The Canadian diamond miner, listed on the Toronto Stock Exchange and Botswana Stock Exchange, on Thursday announced that it has entered into a definitive supply agreement for the remainder of 2020 with HB Group out of Antwerp, Belgium, in respect of all diamonds produced in excess of 10.8 carats in size from its wholly owned Karowe diamond mine in Botswana.
The company said its large, high value diamonds in excess of 10.8 carats in size from Karowe account for approximately 70 percent of Lucara’s annual revenues, and though the mine has remained fully operational throughout the Covid-19 pandemic, Lucara made a deliberate decision not to tender any of its +10.8 carat inventory after early March 2020 amidst the uncertainty caused by the global crisis.
In May, the miner said it was postponing and rescheduling the second quarter tender, originally scheduled for mid-May 2020, citing the downturn in market conditions. Lucara further revealed that the Botswana government has granted temporary permission to the company to conduct sales in Antwerp.
In a departure from the usual tender sales, Lucara says that under the terms of the supply agreement with HB, the purchase price paid for Lucara’s +10.8 carat rough diamonds shall be based on the estimated polished outcome, determined through state of the art scanning and planning technology, with a true up paid on actual achieved polished sales thereafter, less a fee and the cost of manufacturing.
“This unique pricing mechanism is expected to deliver regular cash flow for this important segment of our production profile at superior prices,” the company said in a statement.
Eira Thomas, Lucara’s CEO, added that the agreement will deliver regular revenues on superior pricing terms to those currently being achieved at tender, and help position Lucara to move forward with key underground expansion activities for Karowe in 2020.
“It is our strong view that the success of our industry in these very uncertain times, requires better alignment between producers, manufacturers, and retailers to establish a healthier, more efficient global diamond supply chain. We are excited to be working with HB to support this new paradigm,” she said.
Earlier this year, Lucara, HB and Louis Vuitton announced a collaboration to cut and polish the 1,758 carat Sewelô diamond recovered from the prolific Karowe mine in April 2019. In the first quarter of 2020, Karowe was stripped of 0.9 million tonnes of ore, with 0.64 million tonnes of that ore processed, resulting in 91,536 carats recovered.
The financials for the first quarter show that Lucara registered a $3.2 million loss, a massive drop from last year’s corresponding quarter that delivered $7.4 million profit. The loss has been attributed to less carats sold amid decline in diamond prices as the miner’s average price per carat fell by nearly 23 percent.

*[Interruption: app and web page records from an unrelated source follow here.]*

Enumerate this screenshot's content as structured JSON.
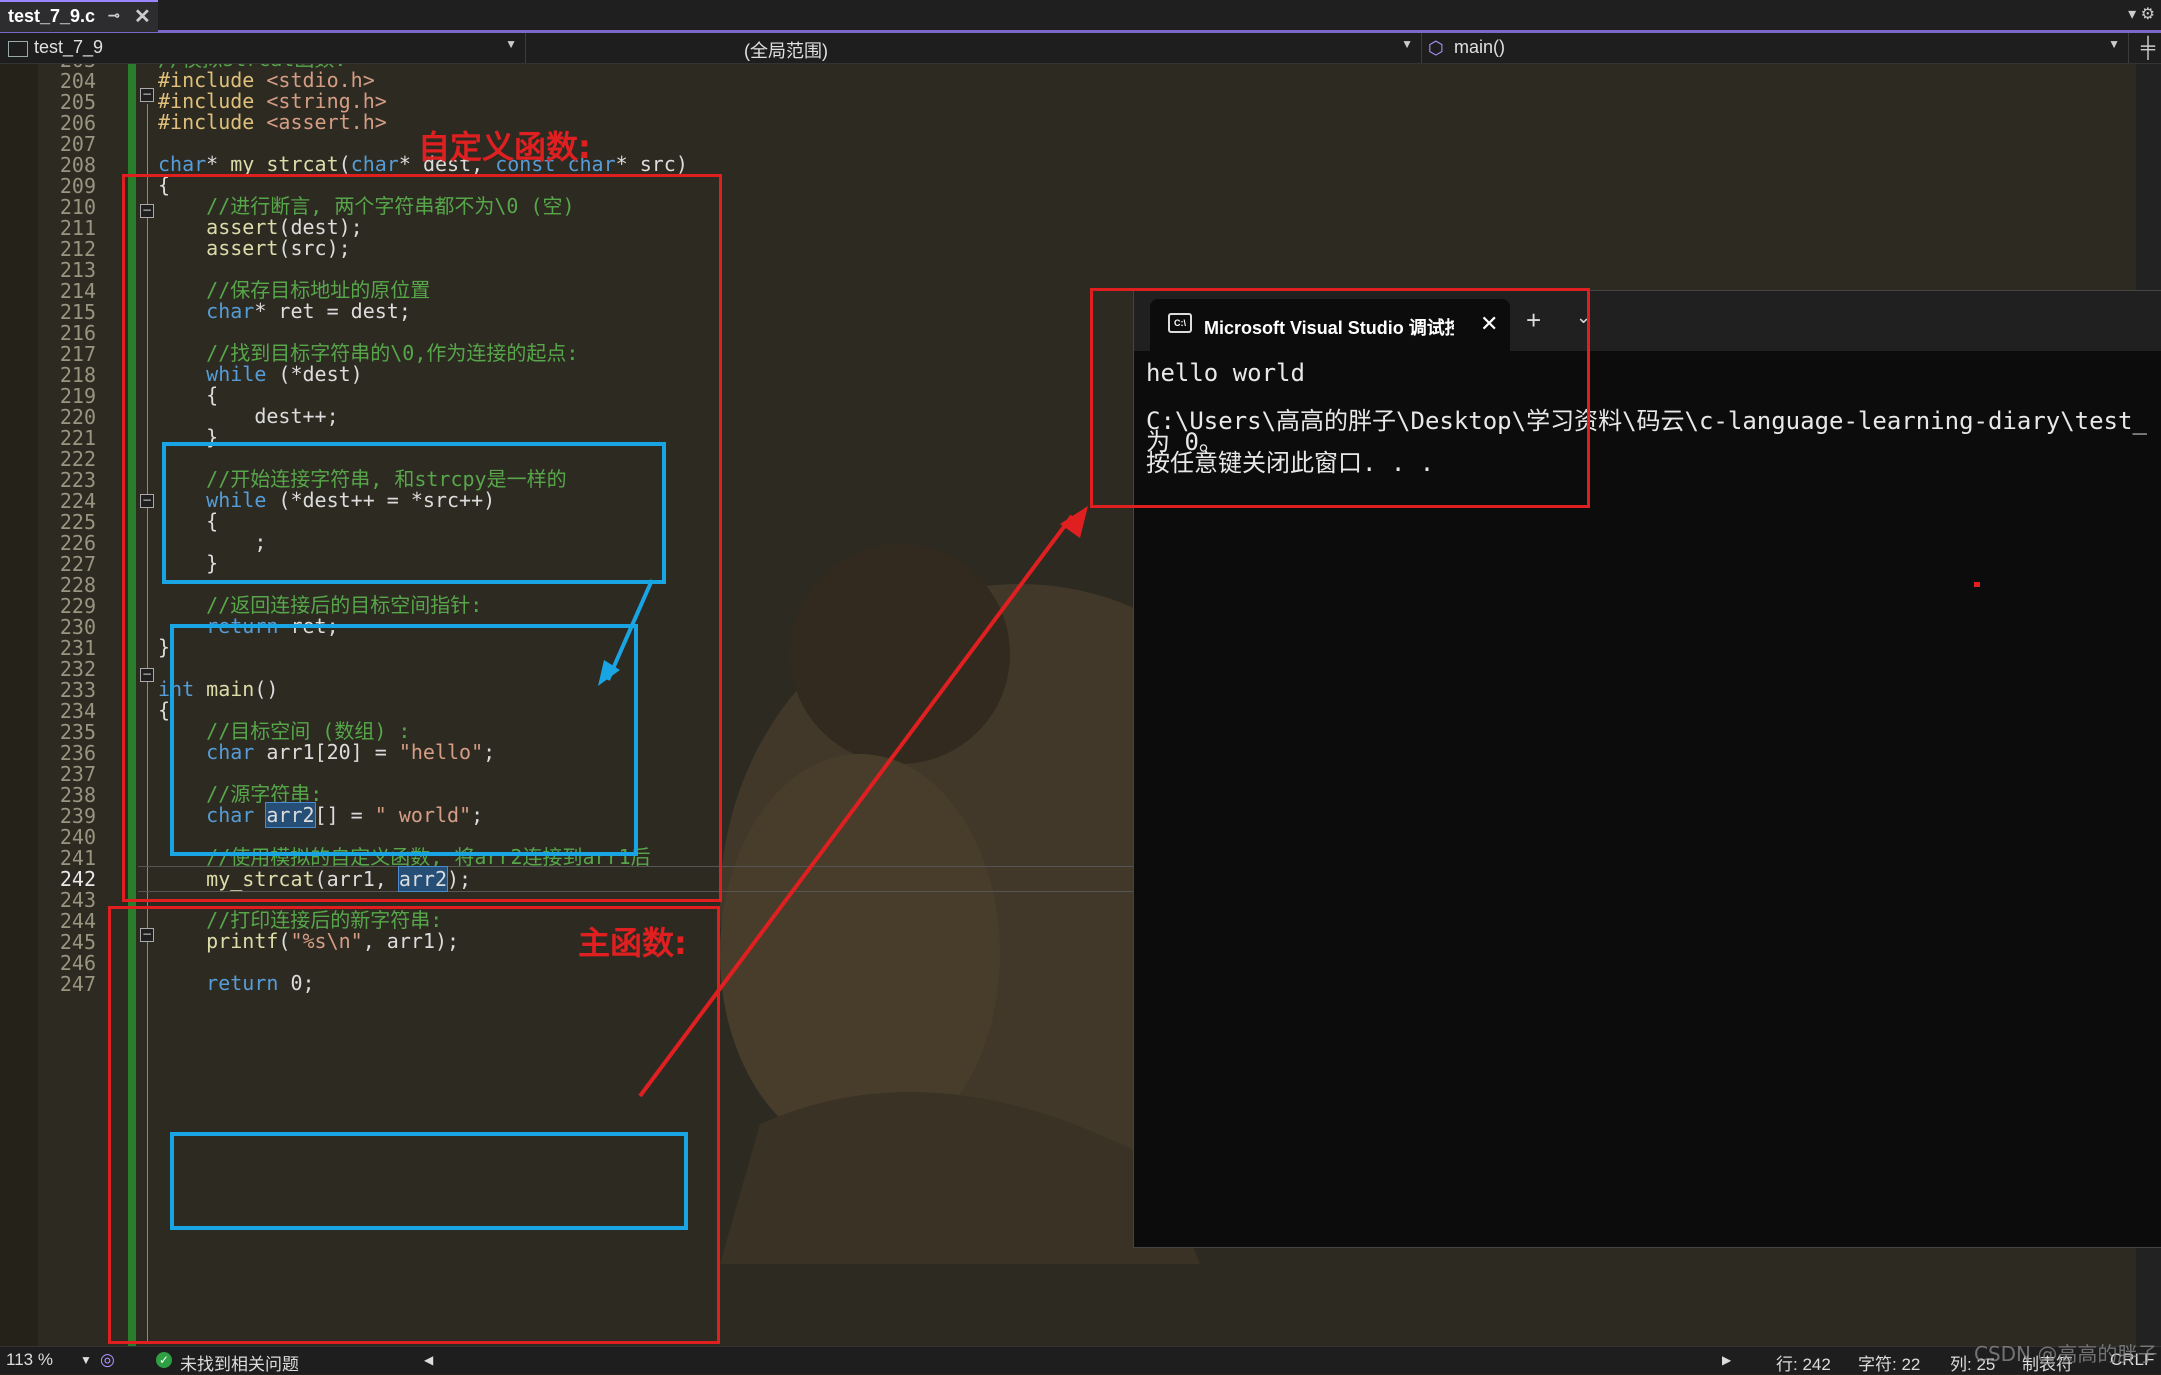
{
  "tabbar": {
    "file_tab": "test_7_9.c",
    "pin": "⊸",
    "close": "✕",
    "right_icons": "▾ ⚙"
  },
  "navbar": {
    "project": "test_7_9",
    "scope": "(全局范围)",
    "function": "main()",
    "split": "╪"
  },
  "editor": {
    "lines": [
      {
        "n": "203",
        "segs": [
          {
            "c": "cmt",
            "t": "//模拟strcat函数:"
          }
        ]
      },
      {
        "n": "204",
        "segs": [
          {
            "c": "inc",
            "t": "#include"
          },
          {
            "c": "",
            "t": " "
          },
          {
            "c": "str",
            "t": "<stdio.h>"
          }
        ]
      },
      {
        "n": "205",
        "segs": [
          {
            "c": "inc",
            "t": "#include"
          },
          {
            "c": "",
            "t": " "
          },
          {
            "c": "str",
            "t": "<string.h>"
          }
        ]
      },
      {
        "n": "206",
        "segs": [
          {
            "c": "inc",
            "t": "#include"
          },
          {
            "c": "",
            "t": " "
          },
          {
            "c": "str",
            "t": "<assert.h>"
          }
        ]
      },
      {
        "n": "207",
        "segs": []
      },
      {
        "n": "208",
        "segs": [
          {
            "c": "kw",
            "t": "char"
          },
          {
            "c": "",
            "t": "* "
          },
          {
            "c": "fn",
            "t": "my_strcat"
          },
          {
            "c": "",
            "t": "("
          },
          {
            "c": "kw",
            "t": "char"
          },
          {
            "c": "",
            "t": "* dest, "
          },
          {
            "c": "kw",
            "t": "const"
          },
          {
            "c": "",
            "t": " "
          },
          {
            "c": "kw",
            "t": "char"
          },
          {
            "c": "",
            "t": "* src)"
          }
        ]
      },
      {
        "n": "209",
        "segs": [
          {
            "c": "",
            "t": "{"
          }
        ]
      },
      {
        "n": "210",
        "segs": [
          {
            "c": "",
            "t": "    "
          },
          {
            "c": "cmt",
            "t": "//进行断言, 两个字符串都不为\\0 (空)"
          }
        ]
      },
      {
        "n": "211",
        "segs": [
          {
            "c": "",
            "t": "    "
          },
          {
            "c": "fn",
            "t": "assert"
          },
          {
            "c": "",
            "t": "(dest);"
          }
        ]
      },
      {
        "n": "212",
        "segs": [
          {
            "c": "",
            "t": "    "
          },
          {
            "c": "fn",
            "t": "assert"
          },
          {
            "c": "",
            "t": "(src);"
          }
        ]
      },
      {
        "n": "213",
        "segs": []
      },
      {
        "n": "214",
        "segs": [
          {
            "c": "",
            "t": "    "
          },
          {
            "c": "cmt",
            "t": "//保存目标地址的原位置"
          }
        ]
      },
      {
        "n": "215",
        "segs": [
          {
            "c": "",
            "t": "    "
          },
          {
            "c": "kw",
            "t": "char"
          },
          {
            "c": "",
            "t": "* ret = dest;"
          }
        ]
      },
      {
        "n": "216",
        "segs": []
      },
      {
        "n": "217",
        "segs": [
          {
            "c": "",
            "t": "    "
          },
          {
            "c": "cmt",
            "t": "//找到目标字符串的\\0,作为连接的起点:"
          }
        ]
      },
      {
        "n": "218",
        "segs": [
          {
            "c": "",
            "t": "    "
          },
          {
            "c": "kw",
            "t": "while"
          },
          {
            "c": "",
            "t": " (*dest)"
          }
        ]
      },
      {
        "n": "219",
        "segs": [
          {
            "c": "",
            "t": "    {"
          }
        ]
      },
      {
        "n": "220",
        "segs": [
          {
            "c": "",
            "t": "        dest++;"
          }
        ]
      },
      {
        "n": "221",
        "segs": [
          {
            "c": "",
            "t": "    }"
          }
        ]
      },
      {
        "n": "222",
        "segs": []
      },
      {
        "n": "223",
        "segs": [
          {
            "c": "",
            "t": "    "
          },
          {
            "c": "cmt",
            "t": "//开始连接字符串, 和strcpy是一样的"
          }
        ]
      },
      {
        "n": "224",
        "segs": [
          {
            "c": "",
            "t": "    "
          },
          {
            "c": "kw",
            "t": "while"
          },
          {
            "c": "",
            "t": " (*dest++ = *src++)"
          }
        ]
      },
      {
        "n": "225",
        "segs": [
          {
            "c": "",
            "t": "    {"
          }
        ]
      },
      {
        "n": "226",
        "segs": [
          {
            "c": "",
            "t": "        ;"
          }
        ]
      },
      {
        "n": "227",
        "segs": [
          {
            "c": "",
            "t": "    }"
          }
        ]
      },
      {
        "n": "228",
        "segs": []
      },
      {
        "n": "229",
        "segs": [
          {
            "c": "",
            "t": "    "
          },
          {
            "c": "cmt",
            "t": "//返回连接后的目标空间指针:"
          }
        ]
      },
      {
        "n": "230",
        "segs": [
          {
            "c": "",
            "t": "    "
          },
          {
            "c": "kw",
            "t": "return"
          },
          {
            "c": "",
            "t": " ret;"
          }
        ]
      },
      {
        "n": "231",
        "segs": [
          {
            "c": "",
            "t": "}"
          }
        ]
      },
      {
        "n": "232",
        "segs": []
      },
      {
        "n": "233",
        "segs": [
          {
            "c": "kw",
            "t": "int"
          },
          {
            "c": "",
            "t": " "
          },
          {
            "c": "fn",
            "t": "main"
          },
          {
            "c": "",
            "t": "()"
          }
        ]
      },
      {
        "n": "234",
        "segs": [
          {
            "c": "",
            "t": "{"
          }
        ]
      },
      {
        "n": "235",
        "segs": [
          {
            "c": "",
            "t": "    "
          },
          {
            "c": "cmt",
            "t": "//目标空间 (数组) :"
          }
        ]
      },
      {
        "n": "236",
        "segs": [
          {
            "c": "",
            "t": "    "
          },
          {
            "c": "kw",
            "t": "char"
          },
          {
            "c": "",
            "t": " arr1[20] = "
          },
          {
            "c": "str",
            "t": "\"hello\""
          },
          {
            "c": "",
            "t": ";"
          }
        ]
      },
      {
        "n": "237",
        "segs": []
      },
      {
        "n": "238",
        "segs": [
          {
            "c": "",
            "t": "    "
          },
          {
            "c": "cmt",
            "t": "//源字符串:"
          }
        ]
      },
      {
        "n": "239",
        "segs": [
          {
            "c": "",
            "t": "    "
          },
          {
            "c": "kw",
            "t": "char"
          },
          {
            "c": "",
            "t": " "
          },
          {
            "c": "hl",
            "t": "arr2"
          },
          {
            "c": "",
            "t": "[] = "
          },
          {
            "c": "str",
            "t": "\" world\""
          },
          {
            "c": "",
            "t": ";"
          }
        ]
      },
      {
        "n": "240",
        "segs": []
      },
      {
        "n": "241",
        "segs": [
          {
            "c": "",
            "t": "    "
          },
          {
            "c": "cmt",
            "t": "//使用模拟的自定义函数, 将arr2连接到arr1后"
          }
        ]
      },
      {
        "n": "242",
        "segs": [
          {
            "c": "",
            "t": "    "
          },
          {
            "c": "fn",
            "t": "my_strcat"
          },
          {
            "c": "",
            "t": "(arr1, "
          },
          {
            "c": "hl",
            "t": "arr2"
          },
          {
            "c": "",
            "t": ");"
          }
        ]
      },
      {
        "n": "243",
        "segs": []
      },
      {
        "n": "244",
        "segs": [
          {
            "c": "",
            "t": "    "
          },
          {
            "c": "cmt",
            "t": "//打印连接后的新字符串:"
          }
        ]
      },
      {
        "n": "245",
        "segs": [
          {
            "c": "",
            "t": "    "
          },
          {
            "c": "fn",
            "t": "printf"
          },
          {
            "c": "",
            "t": "("
          },
          {
            "c": "str",
            "t": "\"%s\\n\""
          },
          {
            "c": "",
            "t": ", arr1);"
          }
        ]
      },
      {
        "n": "246",
        "segs": []
      },
      {
        "n": "247",
        "segs": [
          {
            "c": "",
            "t": "    "
          },
          {
            "c": "kw",
            "t": "return"
          },
          {
            "c": "",
            "t": " 0;"
          }
        ]
      }
    ],
    "current_line": "242"
  },
  "annotations": {
    "custom_func": "自定义函数:",
    "main_func": "主函数:"
  },
  "console": {
    "tab_title": "Microsoft Visual Studio 调试控制台",
    "close": "✕",
    "plus": "+",
    "chevron": "⌄",
    "lines": [
      "hello world",
      "",
      "C:\\Users\\高高的胖子\\Desktop\\学习资料\\码云\\c-language-learning-diary\\test_",
      "为 0。",
      "按任意键关闭此窗口. . ."
    ]
  },
  "statusbar": {
    "zoom": "113 %",
    "issues": "未找到相关问题",
    "line": "行: 242",
    "char": "字符: 22",
    "col": "列: 25",
    "tabs": "制表符",
    "eol": "CRLF"
  },
  "watermark": "CSDN @高高的胖子",
  "colors": {
    "accent": "#7b68c8",
    "annotation_red": "#e02020",
    "annotation_blue": "#19a4e3",
    "change_bar": "#2a7d2a"
  }
}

The global diamond industry which had begun to recover early this year has been disrupted by the widespread impacts of COVID-19, affecting the entire value chain, resulting in fewer diamond sales, weaker pricing, logistical challenges in the movement of goods and people and, production curtailments at several mines.